Page: 10038

Energy


Mrs WICKS (Robertson) (14:05): My question is to the Prime Minister. Will the Prime Minister update the House on what the government is doing to ensure that there is no gap in reliable base-load power for households and businesses, including in my electorate of Robertson? Is the Prime Minister aware of any alternative approaches?


Mr TURNBULL (WentworthPrime Minister) (14:06): I thank the honourable member for her question. She well understands the importance of reliable base-load power. So much of it is generated in her electorate and, indeed, for the benefit of all of the families and businesses in her electorate. The truth of the matter is that we have for a long time in Australia been substituting high-emission dispatchable power with low-emission variable power. What that has done, as everyone should understand by now, is put our electricity system at grave risk. We cannot afford to have another large base-load generator go out of operation unless there is the adequate base-load power to replace it. We cannot have another Hazelwood. The consequence of Hazelwood was that wholesale prices in New South Wales alone went up by nearly double—by over $50 a megawatt-hour. Talk about why electricity prices are going up; that is a big part of the answer to that question.

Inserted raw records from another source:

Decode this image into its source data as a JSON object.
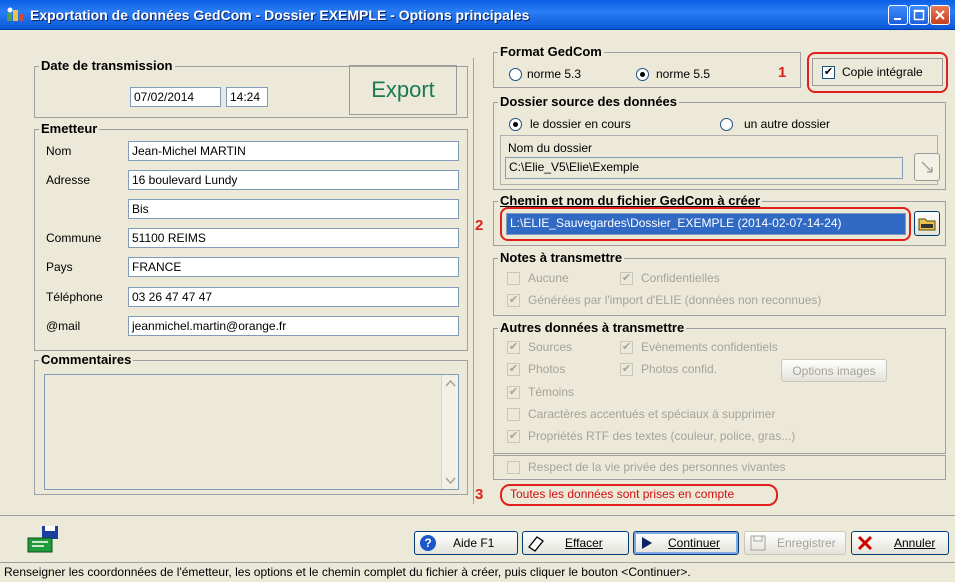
{
  "window": {
    "title": "Exportation de données GedCom - Dossier EXEMPLE - Options principales"
  },
  "transmission": {
    "legend": "Date de transmission",
    "date": "07/02/2014",
    "time": "14:24",
    "export_label": "Export"
  },
  "emetteur": {
    "legend": "Emetteur",
    "fields": [
      {
        "label": "Nom",
        "value": "Jean-Michel MARTIN"
      },
      {
        "label": "Adresse",
        "value": "16 boulevard Lundy"
      },
      {
        "label": "",
        "value": "Bis"
      },
      {
        "label": "Commune",
        "value": "51100  REIMS"
      },
      {
        "label": "Pays",
        "value": "FRANCE"
      },
      {
        "label": "Téléphone",
        "value": "03 26 47 47 47"
      },
      {
        "label": "@mail",
        "value": "jeanmichel.martin@orange.fr"
      }
    ]
  },
  "commentaires": {
    "legend": "Commentaires",
    "value": ""
  },
  "format": {
    "legend": "Format GedCom",
    "option1": "norme 5.3",
    "option2": "norme 5.5",
    "selected": "norme 5.5",
    "copie": "Copie intégrale",
    "copie_checked": true
  },
  "markers": {
    "m1": "1",
    "m2": "2",
    "m3": "3"
  },
  "source": {
    "legend": "Dossier source des données",
    "opt1": "le dossier en cours",
    "opt2": "un autre dossier",
    "selected": "le dossier en cours",
    "nom_label": "Nom du dossier",
    "nom_value": "C:\\Elie_V5\\Elie\\Exemple"
  },
  "chemin": {
    "legend": "Chemin et nom du fichier GedCom à créer",
    "value": "L:\\ELIE_Sauvegardes\\Dossier_EXEMPLE (2014-02-07-14-24)"
  },
  "notes": {
    "legend": "Notes à transmettre",
    "aucune": "Aucune",
    "confidentielles": "Confidentielles",
    "generees": "Générées par l'import d'ELIE (données non reconnues)"
  },
  "autres": {
    "legend": "Autres données à transmettre",
    "sources": "Sources",
    "evenements": "Evènements confidentiels",
    "photos": "Photos",
    "photos_confid": "Photos confid.",
    "options_images": "Options images",
    "temoins": "Témoins",
    "caracteres": "Caractères accentués et spéciaux à supprimer",
    "proprietes": "Propriétés RTF des textes (couleur, police, gras...)",
    "respect": "Respect de la vie privée des personnes vivantes"
  },
  "info": "Toutes les données sont prises en compte",
  "buttons": {
    "aide": "Aide  F1",
    "effacer": "Effacer",
    "continuer": "Continuer",
    "enregistrer": "Enregistrer",
    "annuler": "Annuler"
  },
  "status": "Renseigner les coordonnées de l'émetteur, les options et le chemin complet du fichier à créer, puis cliquer le bouton <Continuer>."
}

When we were told by AEMO, who we asked to report on this, what would happen if Liddell closed as forecast in 2022—they said there would be a thousand-megawatt gap in base-load power—the obvious solution to that was to keep Liddell going for a longer period. Plainly, that was the most obvious solution. You would think the Labor Party would recognise the obvious, but, oh no, they turned their back on that just like he turns his back on me at the moment. I'll tell you who's not turning his back. The member for Hunter is not turning his back on Andy Vesey. Oh yes—the Labor Party are not prepared to protect tilers and plasterers who are not part of a CFMEU approved contractor. They're not prepared to protect workers on building sites from union thuggery and bullying, but they are quick to rush to the aid of multimillionaire American chief executives of giant electricity companies. 'Well,' says the member for Hunter, 'Andy Vesey is being bullied by the Prime Minister.' Bullied! He couldn't even sell that to Patricia Karvelas. She came back and said, 'Come on. Do you really think he's being bullied?' 'Oh yes,' he said. He goes on and on about the bullying. He rushes to aid him: 'Andy Vesey was bullied into taking this proposal to the board.' He said, 'Of course, when the Prime Minister stares you down,'—most people would regard that as a compliment by the way—'you say'(Time expired)